This year, instead of making New Year’s resolutions, I will spend some time with the old year’s revelations of my weaknesses, failures, and sins. I won’t sit in that mess condemning myself – my sin has already done that. Instead, I will look to the mercy and grace of my God and know that He can, and will bring about change in me.

Psalm 32

Blessed is the one whose transgression is forgiven,
    whose sin is covered.
Blessed is the man against whom the Lord counts no iniquity,
    and in whose spirit there is no deceit.

For when I kept silent, my bones wasted away
    through my groaning all day long.
For day and night your hand was heavy upon me;
    my strength was dried up as by the heat of summer. Selah

I acknowledged my sin to you,
    and I did not cover my iniquity;
I said, “I will confess my transgressions to the Lord,”
    and you forgave the iniquity of my sin. Selah

Therefore let everyone who is godly
    offer prayer to you at a time when you may be found;
surely in the rush of great waters,
    they shall not reach him.
You are a hiding place for me;
    you preserve me from trouble;
    you surround me with shouts of deliverance. Selah

I will instruct you and teach you in the way you should go;
    I will counsel you with my eye upon you.
 Be not like a horse or a mule, without understanding,
    which must be curbed with bit and bridle,
    or it will not stay near you.

Many are the sorrows of the wicked,
    but steadfast love surrounds the one who trusts in the Lord.
 Be glad in the Lord, and rejoice, O righteous,
    and shout for joy, all you upright in heart!

May God bless your 2019 with growth!

Tuesday, December 18, 2018

Lessons from Ireland: Abide

This summer Paul and I had the joy of traveling with good friends to Ireland.  Ireland is a beautiful country with stunning scenery, a fascinating history, and lovely people. We stayed at a B&B on Inch Beach. The view from the breakfast room window was stunning, but when we entered the building the words on this bronze wall hanging caught my eye: “Bidden, or unbidden, God is present.”
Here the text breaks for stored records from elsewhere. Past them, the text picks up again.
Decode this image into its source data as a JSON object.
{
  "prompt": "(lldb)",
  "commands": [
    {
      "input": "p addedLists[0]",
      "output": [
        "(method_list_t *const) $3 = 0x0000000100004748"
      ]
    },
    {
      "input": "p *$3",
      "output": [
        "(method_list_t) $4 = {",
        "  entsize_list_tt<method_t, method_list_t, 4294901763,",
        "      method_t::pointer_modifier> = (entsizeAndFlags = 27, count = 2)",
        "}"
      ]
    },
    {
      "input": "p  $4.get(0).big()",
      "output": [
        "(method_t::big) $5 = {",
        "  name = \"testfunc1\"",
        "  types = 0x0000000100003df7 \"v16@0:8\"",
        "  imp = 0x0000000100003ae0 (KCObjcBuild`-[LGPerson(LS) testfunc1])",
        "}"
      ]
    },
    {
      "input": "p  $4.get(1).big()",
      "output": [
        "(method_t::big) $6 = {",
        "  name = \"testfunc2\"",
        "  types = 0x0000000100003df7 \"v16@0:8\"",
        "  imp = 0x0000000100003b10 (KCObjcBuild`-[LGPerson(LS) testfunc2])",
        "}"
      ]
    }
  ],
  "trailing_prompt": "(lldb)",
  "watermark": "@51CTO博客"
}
I can relate to this idea that God’s presence among us is not dependent on our request.  He does not wait for us to be ready. He does not expect us to clean and decorate our hearts. He does not wait for us to welcome Him. He dwells among us in His love, in His Son, in His Spirit. God abides with us, and because of this, we abide in Him.

To abide is to remain. When Jesus came to earth, He remained for a lifetime. He lived a human life and knew our joys and struggles. He returned to heaven, yet He abides with us through His word. In heaven, or on earth, God is present.

To abide is to wait. Now, we await His return with eager anticipation. We want to abandon this world and one day abide with Jesus in heaven. In working, or in waiting, we have hope.

To abide is to rest. The world careens around us, but in Him, we find rest for our weariness. The peace of a newborn Jesus abides with us, even in the midst of turmoil. In easy times or struggle, God is peace.

As the Father has loved Me, so have I loved you. Abide in my love. John 15:9

Because of this abiding, this love, this joy, we can look forward to the year to come with eagerness and courage. Jesus came to earth as an infant to abide with us: salvation is won, and our hope is secure. I pray His peace, strength, and love abide with you in the coming year.